The Government suggests that power should be given to parents, giving the example of the right to ask for new schools to ‘tackle entrenched inequalities’. Yet, perversely, in the same sentence we learn that parents’ rights to demand a new school will also be granted ‘to meet a lack of faith provision’. As religious schools discriminate against everyone not of that faith, isn’t this is at odds with equality of opportunity for all? Though all parents put their own children’s interests at the forefront of their consideration, this necessarily has to be put in the context of the ‘choices’ on offer. In the wake of the 9/11 atrocity in New York and the 7/7 bombings in London it is surely in all our interests that all groups in our society feel included and are given every possible opportunity to integrate. We need to have all our children educated in schools that believe concern for others is not a religious virtue, but a human virtue; and where people of all faiths and none are equally respected
We should also closely examine the Government’s claims about the success of academies. The Education Select Committee reported earlier this year that "the rapid expansion of the Academy policy comes at the expense of rigorous evaluation”. Obviously academies have more money and it would be very surprising if they didn’t have higher improvement rates.
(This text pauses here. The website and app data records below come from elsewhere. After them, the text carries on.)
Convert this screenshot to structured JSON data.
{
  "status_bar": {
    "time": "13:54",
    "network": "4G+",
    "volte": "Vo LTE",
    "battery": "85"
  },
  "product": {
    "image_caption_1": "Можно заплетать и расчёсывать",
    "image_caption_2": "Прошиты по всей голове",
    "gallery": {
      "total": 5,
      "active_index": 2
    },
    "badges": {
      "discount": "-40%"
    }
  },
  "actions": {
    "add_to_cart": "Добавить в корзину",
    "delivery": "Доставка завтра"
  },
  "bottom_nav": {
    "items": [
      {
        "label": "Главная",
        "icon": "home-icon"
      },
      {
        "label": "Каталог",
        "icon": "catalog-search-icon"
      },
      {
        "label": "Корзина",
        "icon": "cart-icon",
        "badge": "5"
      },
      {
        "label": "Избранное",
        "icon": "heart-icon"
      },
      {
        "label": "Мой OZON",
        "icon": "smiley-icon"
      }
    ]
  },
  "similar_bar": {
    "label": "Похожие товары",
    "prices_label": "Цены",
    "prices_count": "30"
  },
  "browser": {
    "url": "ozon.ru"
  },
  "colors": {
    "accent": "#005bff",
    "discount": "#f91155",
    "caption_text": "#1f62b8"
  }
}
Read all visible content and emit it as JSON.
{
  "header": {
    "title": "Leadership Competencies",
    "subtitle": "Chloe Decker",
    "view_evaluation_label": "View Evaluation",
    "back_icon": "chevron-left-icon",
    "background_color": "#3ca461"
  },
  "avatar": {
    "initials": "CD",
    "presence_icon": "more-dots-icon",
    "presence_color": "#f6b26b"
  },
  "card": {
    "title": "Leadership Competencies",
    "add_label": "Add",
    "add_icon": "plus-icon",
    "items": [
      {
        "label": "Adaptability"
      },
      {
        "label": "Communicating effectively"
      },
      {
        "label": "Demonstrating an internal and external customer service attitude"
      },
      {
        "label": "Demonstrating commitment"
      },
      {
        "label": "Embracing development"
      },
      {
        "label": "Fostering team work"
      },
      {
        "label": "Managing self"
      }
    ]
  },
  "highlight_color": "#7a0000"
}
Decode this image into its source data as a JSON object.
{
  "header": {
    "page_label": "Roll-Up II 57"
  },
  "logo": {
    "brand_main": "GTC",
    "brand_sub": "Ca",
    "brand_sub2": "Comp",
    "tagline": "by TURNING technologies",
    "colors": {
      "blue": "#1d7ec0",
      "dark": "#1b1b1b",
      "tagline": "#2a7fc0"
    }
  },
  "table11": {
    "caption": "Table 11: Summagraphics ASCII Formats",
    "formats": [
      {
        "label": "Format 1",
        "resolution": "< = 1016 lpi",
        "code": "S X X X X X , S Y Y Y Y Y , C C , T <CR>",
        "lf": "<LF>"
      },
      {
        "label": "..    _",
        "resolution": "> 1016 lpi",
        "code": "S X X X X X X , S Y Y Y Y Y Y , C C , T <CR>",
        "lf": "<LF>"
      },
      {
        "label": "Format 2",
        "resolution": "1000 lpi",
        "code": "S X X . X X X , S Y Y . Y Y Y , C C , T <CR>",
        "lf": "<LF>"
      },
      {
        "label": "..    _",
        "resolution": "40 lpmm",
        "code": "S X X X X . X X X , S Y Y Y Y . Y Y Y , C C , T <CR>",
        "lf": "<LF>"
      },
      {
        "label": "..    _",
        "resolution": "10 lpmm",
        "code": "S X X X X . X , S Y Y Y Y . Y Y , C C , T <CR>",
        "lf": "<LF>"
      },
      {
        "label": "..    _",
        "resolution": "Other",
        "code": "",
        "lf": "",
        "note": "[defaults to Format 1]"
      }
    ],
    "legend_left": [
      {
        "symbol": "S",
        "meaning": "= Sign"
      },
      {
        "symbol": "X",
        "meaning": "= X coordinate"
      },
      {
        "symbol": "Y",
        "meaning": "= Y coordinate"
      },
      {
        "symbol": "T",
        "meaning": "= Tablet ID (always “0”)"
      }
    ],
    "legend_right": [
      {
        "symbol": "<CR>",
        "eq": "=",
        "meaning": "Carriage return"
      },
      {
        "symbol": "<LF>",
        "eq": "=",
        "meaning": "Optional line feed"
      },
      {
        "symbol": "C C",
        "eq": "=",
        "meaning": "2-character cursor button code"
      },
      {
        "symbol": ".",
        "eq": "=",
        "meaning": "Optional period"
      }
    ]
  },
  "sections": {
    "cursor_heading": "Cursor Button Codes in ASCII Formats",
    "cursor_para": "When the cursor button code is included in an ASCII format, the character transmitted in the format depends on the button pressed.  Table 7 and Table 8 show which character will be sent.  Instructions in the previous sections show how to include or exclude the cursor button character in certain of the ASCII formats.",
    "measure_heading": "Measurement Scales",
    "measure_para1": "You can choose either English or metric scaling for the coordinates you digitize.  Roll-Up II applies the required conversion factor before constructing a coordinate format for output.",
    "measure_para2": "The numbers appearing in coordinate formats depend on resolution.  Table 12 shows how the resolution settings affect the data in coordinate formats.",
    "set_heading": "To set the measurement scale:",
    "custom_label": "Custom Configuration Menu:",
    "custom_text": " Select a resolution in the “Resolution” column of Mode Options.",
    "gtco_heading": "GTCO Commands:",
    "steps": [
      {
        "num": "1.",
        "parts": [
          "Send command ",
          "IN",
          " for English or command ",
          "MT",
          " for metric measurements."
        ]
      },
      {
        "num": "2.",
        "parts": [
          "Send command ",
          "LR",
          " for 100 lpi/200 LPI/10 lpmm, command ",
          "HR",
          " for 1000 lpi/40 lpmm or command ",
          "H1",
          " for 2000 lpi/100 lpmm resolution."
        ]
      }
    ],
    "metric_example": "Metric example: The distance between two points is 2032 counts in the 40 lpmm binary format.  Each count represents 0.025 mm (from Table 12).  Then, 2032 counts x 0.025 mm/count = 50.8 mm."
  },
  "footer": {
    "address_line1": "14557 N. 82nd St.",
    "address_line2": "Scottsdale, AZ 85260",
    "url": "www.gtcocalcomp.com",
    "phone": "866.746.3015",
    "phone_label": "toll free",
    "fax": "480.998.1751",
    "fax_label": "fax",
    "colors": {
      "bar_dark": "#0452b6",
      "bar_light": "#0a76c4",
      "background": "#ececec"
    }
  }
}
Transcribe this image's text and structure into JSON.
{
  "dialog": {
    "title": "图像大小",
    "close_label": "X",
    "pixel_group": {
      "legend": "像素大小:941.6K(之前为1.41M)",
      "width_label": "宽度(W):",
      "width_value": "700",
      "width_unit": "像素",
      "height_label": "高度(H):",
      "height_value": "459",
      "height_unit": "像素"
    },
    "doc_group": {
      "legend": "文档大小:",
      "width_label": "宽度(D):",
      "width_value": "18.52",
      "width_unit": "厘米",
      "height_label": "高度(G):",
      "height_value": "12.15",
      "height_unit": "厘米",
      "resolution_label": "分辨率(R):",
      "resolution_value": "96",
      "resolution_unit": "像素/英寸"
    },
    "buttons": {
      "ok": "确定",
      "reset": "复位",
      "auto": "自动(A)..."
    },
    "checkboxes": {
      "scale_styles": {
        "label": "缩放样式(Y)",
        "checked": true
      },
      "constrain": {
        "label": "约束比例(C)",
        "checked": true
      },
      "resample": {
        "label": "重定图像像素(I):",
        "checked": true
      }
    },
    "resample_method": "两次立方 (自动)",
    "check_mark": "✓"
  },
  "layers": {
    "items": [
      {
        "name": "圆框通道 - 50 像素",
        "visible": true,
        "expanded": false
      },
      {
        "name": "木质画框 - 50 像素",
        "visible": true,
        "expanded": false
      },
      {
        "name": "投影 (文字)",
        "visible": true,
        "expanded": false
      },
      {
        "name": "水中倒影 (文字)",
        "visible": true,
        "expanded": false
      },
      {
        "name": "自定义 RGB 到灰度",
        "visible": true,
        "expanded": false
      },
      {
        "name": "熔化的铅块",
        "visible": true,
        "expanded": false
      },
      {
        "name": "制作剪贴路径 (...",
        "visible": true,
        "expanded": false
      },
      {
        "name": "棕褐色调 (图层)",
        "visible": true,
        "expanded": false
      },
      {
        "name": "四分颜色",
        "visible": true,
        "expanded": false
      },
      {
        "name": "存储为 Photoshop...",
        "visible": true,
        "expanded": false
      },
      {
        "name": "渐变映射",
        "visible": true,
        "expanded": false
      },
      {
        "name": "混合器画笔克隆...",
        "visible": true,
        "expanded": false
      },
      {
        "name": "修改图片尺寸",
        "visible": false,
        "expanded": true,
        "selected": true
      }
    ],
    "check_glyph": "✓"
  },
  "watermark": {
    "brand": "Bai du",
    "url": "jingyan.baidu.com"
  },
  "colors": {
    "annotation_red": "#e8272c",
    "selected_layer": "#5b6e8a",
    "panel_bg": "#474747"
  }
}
The White Paper makes much of the importance of “fair admissions” but the Government has not yet analysed responses to the consultation on the national code on admissions, neither has it proposed any change from the present situation in which schools are only required to “have regard” to it. Furthermore, no action has been taken to deal with the continuation (in many areas) of the 11+. The London Oratory school recently won high court backing for its practice of interviewing pupils in clear breach of the code’s guidance, so the Prime Minister will know that the Adjudicator, which oversees the voluntary code, does not have the teeth to enforce it.
Schools have not asked for these changes and have made it clear that they value the support of LEAs. A large number of Labour MPs are telling the PM they want a comprehensive education policy based on real equality of opportunity, fairness and evidence, not recycled Tory dogma. Isn’t it time he listened?
more on education
other topical issues